### What you have to do
If a line in the entries includes "Слой", show that line.

** Opening Data extract block **

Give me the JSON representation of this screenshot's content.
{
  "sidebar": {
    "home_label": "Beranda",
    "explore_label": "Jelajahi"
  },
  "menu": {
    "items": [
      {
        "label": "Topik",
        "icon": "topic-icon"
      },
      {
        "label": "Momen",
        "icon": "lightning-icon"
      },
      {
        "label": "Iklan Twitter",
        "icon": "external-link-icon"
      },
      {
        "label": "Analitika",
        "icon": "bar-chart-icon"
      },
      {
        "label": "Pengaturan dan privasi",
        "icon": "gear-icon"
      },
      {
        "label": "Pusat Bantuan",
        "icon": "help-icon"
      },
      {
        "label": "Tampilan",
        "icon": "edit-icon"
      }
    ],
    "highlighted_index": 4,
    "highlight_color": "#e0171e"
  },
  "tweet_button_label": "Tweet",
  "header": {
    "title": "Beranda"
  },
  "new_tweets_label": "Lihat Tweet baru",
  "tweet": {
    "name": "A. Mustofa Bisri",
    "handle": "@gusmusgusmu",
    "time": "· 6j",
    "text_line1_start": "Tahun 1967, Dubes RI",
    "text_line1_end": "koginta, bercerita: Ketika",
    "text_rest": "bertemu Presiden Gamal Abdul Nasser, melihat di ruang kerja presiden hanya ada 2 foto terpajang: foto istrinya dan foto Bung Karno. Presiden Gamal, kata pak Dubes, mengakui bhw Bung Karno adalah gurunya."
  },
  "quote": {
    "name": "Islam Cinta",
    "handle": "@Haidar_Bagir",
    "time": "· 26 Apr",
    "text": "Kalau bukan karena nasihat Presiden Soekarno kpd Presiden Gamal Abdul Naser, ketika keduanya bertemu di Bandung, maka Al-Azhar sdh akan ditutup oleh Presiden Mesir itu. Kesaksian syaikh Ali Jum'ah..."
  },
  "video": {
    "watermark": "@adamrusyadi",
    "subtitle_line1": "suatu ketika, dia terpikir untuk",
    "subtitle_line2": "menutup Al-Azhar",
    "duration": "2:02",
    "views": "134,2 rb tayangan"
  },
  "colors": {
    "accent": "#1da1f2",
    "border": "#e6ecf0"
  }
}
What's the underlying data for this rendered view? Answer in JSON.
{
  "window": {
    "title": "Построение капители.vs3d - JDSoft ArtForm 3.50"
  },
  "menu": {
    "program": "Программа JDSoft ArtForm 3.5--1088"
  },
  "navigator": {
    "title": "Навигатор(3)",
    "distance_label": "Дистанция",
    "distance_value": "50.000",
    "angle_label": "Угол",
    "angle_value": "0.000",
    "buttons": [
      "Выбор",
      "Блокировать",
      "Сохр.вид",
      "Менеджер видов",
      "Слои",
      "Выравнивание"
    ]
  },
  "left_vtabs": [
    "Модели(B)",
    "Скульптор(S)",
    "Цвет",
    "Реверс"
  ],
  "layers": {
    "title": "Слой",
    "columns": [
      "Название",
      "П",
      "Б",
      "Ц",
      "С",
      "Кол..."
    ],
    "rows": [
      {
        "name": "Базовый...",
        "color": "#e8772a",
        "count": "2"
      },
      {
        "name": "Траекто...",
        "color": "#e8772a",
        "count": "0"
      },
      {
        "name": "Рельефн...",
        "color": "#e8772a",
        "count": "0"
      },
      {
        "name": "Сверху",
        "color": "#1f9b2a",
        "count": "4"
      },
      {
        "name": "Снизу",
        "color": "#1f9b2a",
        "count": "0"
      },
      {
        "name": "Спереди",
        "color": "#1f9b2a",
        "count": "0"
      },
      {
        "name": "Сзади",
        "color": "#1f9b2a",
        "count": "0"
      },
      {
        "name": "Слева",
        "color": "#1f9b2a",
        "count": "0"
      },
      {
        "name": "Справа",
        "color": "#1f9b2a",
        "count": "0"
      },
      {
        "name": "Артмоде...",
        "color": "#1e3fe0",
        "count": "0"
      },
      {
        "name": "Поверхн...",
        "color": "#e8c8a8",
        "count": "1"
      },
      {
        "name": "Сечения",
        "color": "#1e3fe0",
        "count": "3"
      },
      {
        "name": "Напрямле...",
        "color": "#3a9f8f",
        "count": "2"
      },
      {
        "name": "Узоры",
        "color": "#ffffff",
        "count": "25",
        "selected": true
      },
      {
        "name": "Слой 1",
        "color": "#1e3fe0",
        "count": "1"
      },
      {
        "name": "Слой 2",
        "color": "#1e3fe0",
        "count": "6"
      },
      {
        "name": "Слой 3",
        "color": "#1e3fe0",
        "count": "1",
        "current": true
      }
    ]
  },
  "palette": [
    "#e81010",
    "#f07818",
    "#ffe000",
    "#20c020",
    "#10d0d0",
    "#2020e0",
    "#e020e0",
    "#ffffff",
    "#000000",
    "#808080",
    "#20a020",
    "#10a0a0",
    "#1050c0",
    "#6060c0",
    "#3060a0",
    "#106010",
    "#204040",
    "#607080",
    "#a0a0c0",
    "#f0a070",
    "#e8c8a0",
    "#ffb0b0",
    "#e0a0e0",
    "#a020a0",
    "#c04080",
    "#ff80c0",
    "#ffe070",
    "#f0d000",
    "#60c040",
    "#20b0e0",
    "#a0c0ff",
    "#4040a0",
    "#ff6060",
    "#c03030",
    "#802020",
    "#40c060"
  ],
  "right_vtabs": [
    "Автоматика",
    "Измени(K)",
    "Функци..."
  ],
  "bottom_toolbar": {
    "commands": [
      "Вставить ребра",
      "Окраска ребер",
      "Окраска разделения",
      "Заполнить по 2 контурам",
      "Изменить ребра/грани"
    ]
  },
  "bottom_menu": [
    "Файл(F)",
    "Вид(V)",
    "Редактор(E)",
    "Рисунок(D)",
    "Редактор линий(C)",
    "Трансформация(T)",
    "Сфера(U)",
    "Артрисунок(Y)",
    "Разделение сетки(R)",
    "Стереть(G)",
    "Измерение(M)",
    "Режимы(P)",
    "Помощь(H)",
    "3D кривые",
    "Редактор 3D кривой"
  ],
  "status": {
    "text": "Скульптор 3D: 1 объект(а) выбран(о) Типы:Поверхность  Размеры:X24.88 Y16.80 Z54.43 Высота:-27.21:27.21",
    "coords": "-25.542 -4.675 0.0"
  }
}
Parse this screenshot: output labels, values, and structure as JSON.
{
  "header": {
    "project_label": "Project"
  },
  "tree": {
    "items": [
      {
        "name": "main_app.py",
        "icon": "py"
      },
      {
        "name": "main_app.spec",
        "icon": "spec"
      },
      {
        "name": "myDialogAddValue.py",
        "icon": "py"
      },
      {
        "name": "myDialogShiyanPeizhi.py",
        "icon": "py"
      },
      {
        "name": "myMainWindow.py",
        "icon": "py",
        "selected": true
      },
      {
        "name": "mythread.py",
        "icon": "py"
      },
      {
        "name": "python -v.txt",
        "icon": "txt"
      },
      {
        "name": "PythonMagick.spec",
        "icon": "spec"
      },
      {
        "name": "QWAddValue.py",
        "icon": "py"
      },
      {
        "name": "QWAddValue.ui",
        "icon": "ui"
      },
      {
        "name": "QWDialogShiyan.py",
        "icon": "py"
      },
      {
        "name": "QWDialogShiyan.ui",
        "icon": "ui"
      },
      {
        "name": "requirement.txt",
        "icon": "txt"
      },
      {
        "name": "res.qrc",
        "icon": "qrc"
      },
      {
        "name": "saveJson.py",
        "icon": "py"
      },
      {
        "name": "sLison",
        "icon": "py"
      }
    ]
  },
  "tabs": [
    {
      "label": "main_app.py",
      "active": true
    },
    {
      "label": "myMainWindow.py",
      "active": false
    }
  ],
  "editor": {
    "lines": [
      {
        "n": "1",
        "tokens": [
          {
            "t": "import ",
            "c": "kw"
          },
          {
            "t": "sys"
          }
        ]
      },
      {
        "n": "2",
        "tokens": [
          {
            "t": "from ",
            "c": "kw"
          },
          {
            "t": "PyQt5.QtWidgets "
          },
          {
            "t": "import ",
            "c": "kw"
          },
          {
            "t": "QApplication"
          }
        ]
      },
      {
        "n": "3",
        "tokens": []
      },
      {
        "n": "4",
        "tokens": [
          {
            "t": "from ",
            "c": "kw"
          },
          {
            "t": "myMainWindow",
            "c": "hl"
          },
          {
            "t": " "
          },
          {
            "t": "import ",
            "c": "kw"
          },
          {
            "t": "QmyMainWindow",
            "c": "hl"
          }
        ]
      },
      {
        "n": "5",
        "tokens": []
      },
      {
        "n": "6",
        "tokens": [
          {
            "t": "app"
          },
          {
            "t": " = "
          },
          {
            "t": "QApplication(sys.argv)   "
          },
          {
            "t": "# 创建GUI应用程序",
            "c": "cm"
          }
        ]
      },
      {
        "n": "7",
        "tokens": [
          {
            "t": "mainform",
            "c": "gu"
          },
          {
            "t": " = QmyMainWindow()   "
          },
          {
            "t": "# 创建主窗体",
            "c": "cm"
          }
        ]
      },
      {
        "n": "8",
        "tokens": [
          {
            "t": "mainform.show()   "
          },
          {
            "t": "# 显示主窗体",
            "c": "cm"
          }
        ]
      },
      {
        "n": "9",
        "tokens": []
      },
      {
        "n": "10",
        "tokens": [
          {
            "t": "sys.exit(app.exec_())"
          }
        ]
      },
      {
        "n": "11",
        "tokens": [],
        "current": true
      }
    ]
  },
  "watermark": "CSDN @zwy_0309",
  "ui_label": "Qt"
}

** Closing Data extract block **

### Output for this exercise
    "title": "Слой",
        "name": "Слой 1",
        "name": "Слой 2",
        "name": "Слой 3",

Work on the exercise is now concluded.